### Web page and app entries
——

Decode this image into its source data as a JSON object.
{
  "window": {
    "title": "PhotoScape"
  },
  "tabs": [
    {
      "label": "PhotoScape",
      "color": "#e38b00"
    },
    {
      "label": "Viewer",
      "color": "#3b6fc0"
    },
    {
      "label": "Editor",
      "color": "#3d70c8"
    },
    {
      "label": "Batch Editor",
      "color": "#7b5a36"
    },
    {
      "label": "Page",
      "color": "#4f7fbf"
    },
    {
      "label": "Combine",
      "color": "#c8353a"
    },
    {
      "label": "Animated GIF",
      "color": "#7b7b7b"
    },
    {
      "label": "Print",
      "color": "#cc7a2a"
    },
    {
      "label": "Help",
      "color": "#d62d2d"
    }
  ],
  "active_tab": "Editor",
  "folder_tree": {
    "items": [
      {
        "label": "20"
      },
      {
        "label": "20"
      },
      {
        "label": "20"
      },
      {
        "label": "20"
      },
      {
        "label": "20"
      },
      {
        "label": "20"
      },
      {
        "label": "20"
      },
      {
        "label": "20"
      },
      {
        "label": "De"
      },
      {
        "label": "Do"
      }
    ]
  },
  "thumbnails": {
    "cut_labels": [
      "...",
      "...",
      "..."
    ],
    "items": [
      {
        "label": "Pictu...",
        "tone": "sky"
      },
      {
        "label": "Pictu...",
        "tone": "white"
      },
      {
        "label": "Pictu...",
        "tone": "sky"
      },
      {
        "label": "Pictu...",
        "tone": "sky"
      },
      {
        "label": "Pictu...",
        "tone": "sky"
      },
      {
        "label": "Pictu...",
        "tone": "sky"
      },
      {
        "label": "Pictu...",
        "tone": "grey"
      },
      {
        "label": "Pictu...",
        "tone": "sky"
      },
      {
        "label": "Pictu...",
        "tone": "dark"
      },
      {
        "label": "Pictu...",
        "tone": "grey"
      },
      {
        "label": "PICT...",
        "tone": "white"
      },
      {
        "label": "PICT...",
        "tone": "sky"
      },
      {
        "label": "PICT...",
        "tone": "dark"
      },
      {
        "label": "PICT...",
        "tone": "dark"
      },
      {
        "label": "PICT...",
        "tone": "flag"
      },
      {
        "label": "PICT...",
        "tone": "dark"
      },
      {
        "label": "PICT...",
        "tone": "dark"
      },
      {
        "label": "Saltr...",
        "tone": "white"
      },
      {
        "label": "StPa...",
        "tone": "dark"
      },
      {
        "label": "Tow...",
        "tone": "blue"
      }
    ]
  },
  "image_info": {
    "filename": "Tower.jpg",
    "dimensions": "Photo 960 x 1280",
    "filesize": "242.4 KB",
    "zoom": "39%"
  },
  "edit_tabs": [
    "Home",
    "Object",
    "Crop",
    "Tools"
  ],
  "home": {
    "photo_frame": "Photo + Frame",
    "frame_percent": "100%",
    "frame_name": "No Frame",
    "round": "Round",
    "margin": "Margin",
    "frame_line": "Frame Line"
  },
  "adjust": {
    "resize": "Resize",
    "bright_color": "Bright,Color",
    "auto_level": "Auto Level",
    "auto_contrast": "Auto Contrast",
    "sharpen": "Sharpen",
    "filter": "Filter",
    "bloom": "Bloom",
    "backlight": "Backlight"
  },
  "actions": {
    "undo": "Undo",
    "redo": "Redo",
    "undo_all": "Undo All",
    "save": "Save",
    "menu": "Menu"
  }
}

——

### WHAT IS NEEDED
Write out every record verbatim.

### SOLUTION FOR THIS EXERCISE
Decode this image into its source data as a JSON object.
{
  "window": {
    "title": "PhotoScape"
  },
  "tabs": [
    {
      "label": "PhotoScape",
      "color": "#e38b00"
    },
    {
      "label": "Viewer",
      "color": "#3b6fc0"
    },
    {
      "label": "Editor",
      "color": "#3d70c8"
    },
    {
      "label": "Batch Editor",
      "color": "#7b5a36"
    },
    {
      "label": "Page",
      "color": "#4f7fbf"
    },
    {
      "label": "Combine",
      "color": "#c8353a"
    },
    {
      "label": "Animated GIF",
      "color": "#7b7b7b"
    },
    {
      "label": "Print",
      "color": "#cc7a2a"
    },
    {
      "label": "Help",
      "color": "#d62d2d"
    }
  ],
  "active_tab": "Editor",
  "folder_tree": {
    "items": [
      {
        "label": "20"
      },
      {
        "label": "20"
      },
      {
        "label": "20"
      },
      {
        "label": "20"
      },
      {
        "label": "20"
      },
      {
        "label": "20"
      },
      {
        "label": "20"
      },
      {
        "label": "20"
      },
      {
        "label": "De"
      },
      {
        "label": "Do"
      }
    ]
  },
  "thumbnails": {
    "cut_labels": [
      "...",
      "...",
      "..."
    ],
    "items": [
      {
        "label": "Pictu...",
        "tone": "sky"
      },
      {
        "label": "Pictu...",
        "tone": "white"
      },
      {
        "label": "Pictu...",
        "tone": "sky"
      },
      {
        "label": "Pictu...",
        "tone": "sky"
      },
      {
        "label": "Pictu...",
        "tone": "sky"
      },
      {
        "label": "Pictu...",
        "tone": "sky"
      },
      {
        "label": "Pictu...",
        "tone": "grey"
      },
      {
        "label": "Pictu...",
        "tone": "sky"
      },
      {
        "label": "Pictu...",
        "tone": "dark"
      },
      {
        "label": "Pictu...",
        "tone": "grey"
      },
      {
        "label": "PICT...",
        "tone": "white"
      },
      {
        "label": "PICT...",
        "tone": "sky"
      },
      {
        "label": "PICT...",
        "tone": "dark"
      },
      {
        "label": "PICT...",
        "tone": "dark"
      },
      {
        "label": "PICT...",
        "tone": "flag"
      },
      {
        "label": "PICT...",
        "tone": "dark"
      },
      {
        "label": "PICT...",
        "tone": "dark"
      },
      {
        "label": "Saltr...",
        "tone": "white"
      },
      {
        "label": "StPa...",
        "tone": "dark"
      },
      {
        "label": "Tow...",
        "tone": "blue"
      }
    ]
  },
  "image_info": {
    "filename": "Tower.jpg",
    "dimensions": "Photo 960 x 1280",
    "filesize": "242.4 KB",
    "zoom": "39%"
  },
  "edit_tabs": [
    "Home",
    "Object",
    "Crop",
    "Tools"
  ],
  "home": {
    "photo_frame": "Photo + Frame",
    "frame_percent": "100%",
    "frame_name": "No Frame",
    "round": "Round",
    "margin": "Margin",
    "frame_line": "Frame Line"
  },
  "adjust": {
    "resize": "Resize",
    "bright_color": "Bright,Color",
    "auto_level": "Auto Level",
    "auto_contrast": "Auto Contrast",
    "sharpen": "Sharpen",
    "filter": "Filter",
    "bloom": "Bloom",
    "backlight": "Backlight"
  },
  "actions": {
    "undo": "Undo",
    "redo": "Redo",
    "undo_all": "Undo All",
    "save": "Save",
    "menu": "Menu"
  }
}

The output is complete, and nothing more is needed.